|Designed in||United States|
|Hardware||CC BY-SA 4.0|
Problem being addressed[edit | edit source]
There are tens of thousands of amputees living in the developing world. Unfortunately, patients that live in these resource-poor areas and who lose a knee joint have few options. A titanium replacement can cost up to $10,000 and other inexpensive models are too crude to work effectively.
Detailed description of the solution[edit | edit source]
The JaipurKnee is flexible and stable, even on irregular terrain. It is comprised of five pieces of plastic, four nuts and bolts and has self-lubricating, oil-filled nylon. It does not require special tools and only takes a few hours to manufacture.
Designed by[edit | edit source]
- Designed by: Joel Sadler and team of classmates from a design course at Stanford University.
When and where it was tested/implemented[edit | edit source]
The device costs $20 USD and is more effective than other crude models. It works effectively on rough terrain. It is currently being tested in India with a projected 100,000 devices being distributed in the next three years.
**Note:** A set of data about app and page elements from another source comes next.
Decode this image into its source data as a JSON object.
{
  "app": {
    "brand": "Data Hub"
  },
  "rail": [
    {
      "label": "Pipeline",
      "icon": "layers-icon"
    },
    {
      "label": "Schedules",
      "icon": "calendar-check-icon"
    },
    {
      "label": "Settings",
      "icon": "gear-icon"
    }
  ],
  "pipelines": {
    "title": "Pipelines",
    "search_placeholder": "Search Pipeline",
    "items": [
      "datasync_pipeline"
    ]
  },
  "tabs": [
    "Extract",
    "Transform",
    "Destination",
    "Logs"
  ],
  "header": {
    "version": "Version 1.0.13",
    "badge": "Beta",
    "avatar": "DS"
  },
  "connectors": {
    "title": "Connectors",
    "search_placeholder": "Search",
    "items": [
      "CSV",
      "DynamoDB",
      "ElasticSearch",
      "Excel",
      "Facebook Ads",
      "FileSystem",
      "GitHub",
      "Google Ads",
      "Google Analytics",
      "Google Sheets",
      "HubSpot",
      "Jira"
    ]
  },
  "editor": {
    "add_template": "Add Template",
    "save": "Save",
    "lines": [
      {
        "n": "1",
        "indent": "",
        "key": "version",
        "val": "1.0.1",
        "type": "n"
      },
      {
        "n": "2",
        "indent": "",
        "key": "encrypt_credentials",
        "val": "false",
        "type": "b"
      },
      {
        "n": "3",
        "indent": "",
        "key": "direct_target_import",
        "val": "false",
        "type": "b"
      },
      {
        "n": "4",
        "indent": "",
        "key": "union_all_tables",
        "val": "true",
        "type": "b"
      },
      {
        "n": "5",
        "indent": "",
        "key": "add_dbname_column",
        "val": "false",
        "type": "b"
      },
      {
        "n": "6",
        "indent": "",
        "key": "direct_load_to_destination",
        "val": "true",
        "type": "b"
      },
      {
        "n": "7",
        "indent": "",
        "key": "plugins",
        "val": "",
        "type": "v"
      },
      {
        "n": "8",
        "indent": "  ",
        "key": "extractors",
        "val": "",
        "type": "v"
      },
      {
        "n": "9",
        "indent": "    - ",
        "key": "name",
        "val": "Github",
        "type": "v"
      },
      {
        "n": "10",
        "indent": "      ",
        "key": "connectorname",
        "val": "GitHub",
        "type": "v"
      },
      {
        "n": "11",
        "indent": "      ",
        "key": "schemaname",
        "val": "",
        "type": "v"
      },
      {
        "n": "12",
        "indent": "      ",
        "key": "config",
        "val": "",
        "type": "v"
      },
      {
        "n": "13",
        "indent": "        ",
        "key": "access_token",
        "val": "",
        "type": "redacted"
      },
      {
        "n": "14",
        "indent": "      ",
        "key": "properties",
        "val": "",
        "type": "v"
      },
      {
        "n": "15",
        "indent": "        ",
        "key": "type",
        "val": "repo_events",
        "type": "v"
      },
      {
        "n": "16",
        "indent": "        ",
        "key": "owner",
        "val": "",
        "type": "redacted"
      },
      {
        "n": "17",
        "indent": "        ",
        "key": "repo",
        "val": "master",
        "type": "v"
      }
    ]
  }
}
References[edit | edit source]
Internally generated reports[edit | edit source]
Stober, D. (2009, April 15). Cool product: $20 artificial knee for patients in the developing world. Stanford News Service: (650) 721-6965. Link available here.
Externally generated reports[edit | edit source]
Abend L, Altman A, et al. The 50 Best Inventions of 2009. Time. Link available here.